## WHAT YOU NEED TO DO
Print the complete listing so that it matches the original exactly.

****************

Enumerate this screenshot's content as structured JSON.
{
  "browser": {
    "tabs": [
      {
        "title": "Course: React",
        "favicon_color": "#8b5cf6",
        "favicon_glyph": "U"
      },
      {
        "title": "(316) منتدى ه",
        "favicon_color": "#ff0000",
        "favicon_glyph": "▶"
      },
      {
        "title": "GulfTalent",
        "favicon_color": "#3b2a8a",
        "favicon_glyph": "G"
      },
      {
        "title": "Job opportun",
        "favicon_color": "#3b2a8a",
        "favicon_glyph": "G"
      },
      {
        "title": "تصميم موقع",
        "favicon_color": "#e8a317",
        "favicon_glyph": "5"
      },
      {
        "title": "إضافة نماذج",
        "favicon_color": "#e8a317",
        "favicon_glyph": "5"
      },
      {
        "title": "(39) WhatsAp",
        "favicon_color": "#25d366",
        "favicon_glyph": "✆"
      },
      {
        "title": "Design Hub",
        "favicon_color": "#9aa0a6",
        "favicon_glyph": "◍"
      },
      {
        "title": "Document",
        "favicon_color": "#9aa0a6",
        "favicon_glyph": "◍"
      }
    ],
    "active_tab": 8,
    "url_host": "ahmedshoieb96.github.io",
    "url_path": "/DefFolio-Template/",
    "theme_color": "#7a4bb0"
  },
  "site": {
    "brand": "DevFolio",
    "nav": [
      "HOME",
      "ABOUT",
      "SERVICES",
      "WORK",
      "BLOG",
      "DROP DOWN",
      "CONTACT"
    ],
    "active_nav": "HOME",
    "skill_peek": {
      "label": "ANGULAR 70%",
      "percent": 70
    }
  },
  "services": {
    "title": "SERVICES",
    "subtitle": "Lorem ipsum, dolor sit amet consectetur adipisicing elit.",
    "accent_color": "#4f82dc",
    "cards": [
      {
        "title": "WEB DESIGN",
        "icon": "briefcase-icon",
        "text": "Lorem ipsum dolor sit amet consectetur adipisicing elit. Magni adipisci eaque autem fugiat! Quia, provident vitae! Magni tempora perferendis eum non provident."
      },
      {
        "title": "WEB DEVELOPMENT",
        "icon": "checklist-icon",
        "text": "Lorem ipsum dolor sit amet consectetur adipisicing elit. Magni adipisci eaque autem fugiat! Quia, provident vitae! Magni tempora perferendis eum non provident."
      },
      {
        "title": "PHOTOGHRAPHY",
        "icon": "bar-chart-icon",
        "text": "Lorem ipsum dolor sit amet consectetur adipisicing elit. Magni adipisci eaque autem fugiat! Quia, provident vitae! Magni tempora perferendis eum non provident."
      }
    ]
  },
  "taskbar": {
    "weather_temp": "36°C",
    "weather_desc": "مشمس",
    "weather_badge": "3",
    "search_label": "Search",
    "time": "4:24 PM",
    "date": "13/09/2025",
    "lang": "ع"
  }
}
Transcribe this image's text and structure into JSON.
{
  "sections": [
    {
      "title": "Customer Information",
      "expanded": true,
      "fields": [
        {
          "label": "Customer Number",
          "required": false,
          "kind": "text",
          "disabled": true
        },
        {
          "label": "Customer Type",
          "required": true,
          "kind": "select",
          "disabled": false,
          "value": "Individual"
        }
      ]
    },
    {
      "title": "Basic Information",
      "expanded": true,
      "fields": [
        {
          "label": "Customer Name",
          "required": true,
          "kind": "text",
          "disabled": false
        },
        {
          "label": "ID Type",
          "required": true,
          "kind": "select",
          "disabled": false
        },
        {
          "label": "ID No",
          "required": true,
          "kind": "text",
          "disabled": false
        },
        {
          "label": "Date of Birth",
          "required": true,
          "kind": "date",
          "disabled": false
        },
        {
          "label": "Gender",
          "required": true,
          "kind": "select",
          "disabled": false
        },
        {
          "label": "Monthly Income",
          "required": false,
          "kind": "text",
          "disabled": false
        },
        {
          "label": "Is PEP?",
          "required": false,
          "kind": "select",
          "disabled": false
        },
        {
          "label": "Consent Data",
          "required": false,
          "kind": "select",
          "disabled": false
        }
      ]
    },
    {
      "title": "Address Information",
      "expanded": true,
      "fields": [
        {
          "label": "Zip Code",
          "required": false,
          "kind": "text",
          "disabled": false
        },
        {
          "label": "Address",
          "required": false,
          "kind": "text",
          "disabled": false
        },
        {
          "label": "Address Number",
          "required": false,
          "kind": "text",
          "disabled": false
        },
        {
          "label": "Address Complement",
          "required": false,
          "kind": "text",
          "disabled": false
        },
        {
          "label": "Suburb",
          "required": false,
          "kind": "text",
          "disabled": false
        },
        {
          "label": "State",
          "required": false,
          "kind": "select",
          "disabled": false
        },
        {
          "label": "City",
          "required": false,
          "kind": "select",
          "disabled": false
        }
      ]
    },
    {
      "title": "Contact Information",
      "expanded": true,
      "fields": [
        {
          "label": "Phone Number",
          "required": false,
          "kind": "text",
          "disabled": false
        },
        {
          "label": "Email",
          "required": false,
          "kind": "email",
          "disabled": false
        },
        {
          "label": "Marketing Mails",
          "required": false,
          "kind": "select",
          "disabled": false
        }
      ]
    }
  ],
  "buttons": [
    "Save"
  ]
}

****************

## REPLY TO THE TASK
Enumerate this screenshot's content as structured JSON.
{
  "browser": {
    "tabs": [
      {
        "title": "Course: React",
        "favicon_color": "#8b5cf6",
        "favicon_glyph": "U"
      },
      {
        "title": "(316) منتدى ه",
        "favicon_color": "#ff0000",
        "favicon_glyph": "▶"
      },
      {
        "title": "GulfTalent",
        "favicon_color": "#3b2a8a",
        "favicon_glyph": "G"
      },
      {
        "title": "Job opportun",
        "favicon_color": "#3b2a8a",
        "favicon_glyph": "G"
      },
      {
        "title": "تصميم موقع",
        "favicon_color": "#e8a317",
        "favicon_glyph": "5"
      },
      {
        "title": "إضافة نماذج",
        "favicon_color": "#e8a317",
        "favicon_glyph": "5"
      },
      {
        "title": "(39) WhatsAp",
        "favicon_color": "#25d366",
        "favicon_glyph": "✆"
      },
      {
        "title": "Design Hub",
        "favicon_color": "#9aa0a6",
        "favicon_glyph": "◍"
      },
      {
        "title": "Document",
        "favicon_color": "#9aa0a6",
        "favicon_glyph": "◍"
      }
    ],
    "active_tab": 8,
    "url_host": "ahmedshoieb96.github.io",
    "url_path": "/DefFolio-Template/",
    "theme_color": "#7a4bb0"
  },
  "site": {
    "brand": "DevFolio",
    "nav": [
      "HOME",
      "ABOUT",
      "SERVICES",
      "WORK",
      "BLOG",
      "DROP DOWN",
      "CONTACT"
    ],
    "active_nav": "HOME",
    "skill_peek": {
      "label": "ANGULAR 70%",
      "percent": 70
    }
  },
  "services": {
    "title": "SERVICES",
    "subtitle": "Lorem ipsum, dolor sit amet consectetur adipisicing elit.",
    "accent_color": "#4f82dc",
    "cards": [
      {
        "title": "WEB DESIGN",
        "icon": "briefcase-icon",
        "text": "Lorem ipsum dolor sit amet consectetur adipisicing elit. Magni adipisci eaque autem fugiat! Quia, provident vitae! Magni tempora perferendis eum non provident."
      },
      {
        "title": "WEB DEVELOPMENT",
        "icon": "checklist-icon",
        "text": "Lorem ipsum dolor sit amet consectetur adipisicing elit. Magni adipisci eaque autem fugiat! Quia, provident vitae! Magni tempora perferendis eum non provident."
      },
      {
        "title": "PHOTOGHRAPHY",
        "icon": "bar-chart-icon",
        "text": "Lorem ipsum dolor sit amet consectetur adipisicing elit. Magni adipisci eaque autem fugiat! Quia, provident vitae! Magni tempora perferendis eum non provident."
      }
    ]
  },
  "taskbar": {
    "weather_temp": "36°C",
    "weather_desc": "مشمس",
    "weather_badge": "3",
    "search_label": "Search",
    "time": "4:24 PM",
    "date": "13/09/2025",
    "lang": "ع"
  }
}
Transcribe this image's text and structure into JSON.
{
  "sections": [
    {
      "title": "Customer Information",
      "expanded": true,
      "fields": [
        {
          "label": "Customer Number",
          "required": false,
          "kind": "text",
          "disabled": true
        },
        {
          "label": "Customer Type",
          "required": true,
          "kind": "select",
          "disabled": false,
          "value": "Individual"
        }
      ]
    },
    {
      "title": "Basic Information",
      "expanded": true,
      "fields": [
        {
          "label": "Customer Name",
          "required": true,
          "kind": "text",
          "disabled": false
        },
        {
          "label": "ID Type",
          "required": true,
          "kind": "select",
          "disabled": false
        },
        {
          "label": "ID No",
          "required": true,
          "kind": "text",
          "disabled": false
        },
        {
          "label": "Date of Birth",
          "required": true,
          "kind": "date",
          "disabled": false
        },
        {
          "label": "Gender",
          "required": true,
          "kind": "select",
          "disabled": false
        },
        {
          "label": "Monthly Income",
          "required": false,
          "kind": "text",
          "disabled": false
        },
        {
          "label": "Is PEP?",
          "required": false,
          "kind": "select",
          "disabled": false
        },
        {
          "label": "Consent Data",
          "required": false,
          "kind": "select",
          "disabled": false
        }
      ]
    },
    {
      "title": "Address Information",
      "expanded": true,
      "fields": [
        {
          "label": "Zip Code",
          "required": false,
          "kind": "text",
          "disabled": false
        },
        {
          "label": "Address",
          "required": false,
          "kind": "text",
          "disabled": false
        },
        {
          "label": "Address Number",
          "required": false,
          "kind": "text",
          "disabled": false
        },
        {
          "label": "Address Complement",
          "required": false,
          "kind": "text",
          "disabled": false
        },
        {
          "label": "Suburb",
          "required": false,
          "kind": "text",
          "disabled": false
        },
        {
          "label": "State",
          "required": false,
          "kind": "select",
          "disabled": false
        },
        {
          "label": "City",
          "required": false,
          "kind": "select",
          "disabled": false
        }
      ]
    },
    {
      "title": "Contact Information",
      "expanded": true,
      "fields": [
        {
          "label": "Phone Number",
          "required": false,
          "kind": "text",
          "disabled": false
        },
        {
          "label": "Email",
          "required": false,
          "kind": "email",
          "disabled": false
        },
        {
          "label": "Marketing Mails",
          "required": false,
          "kind": "select",
          "disabled": false
        }
      ]
    }
  ],
  "buttons": [
    "Save"
  ]
}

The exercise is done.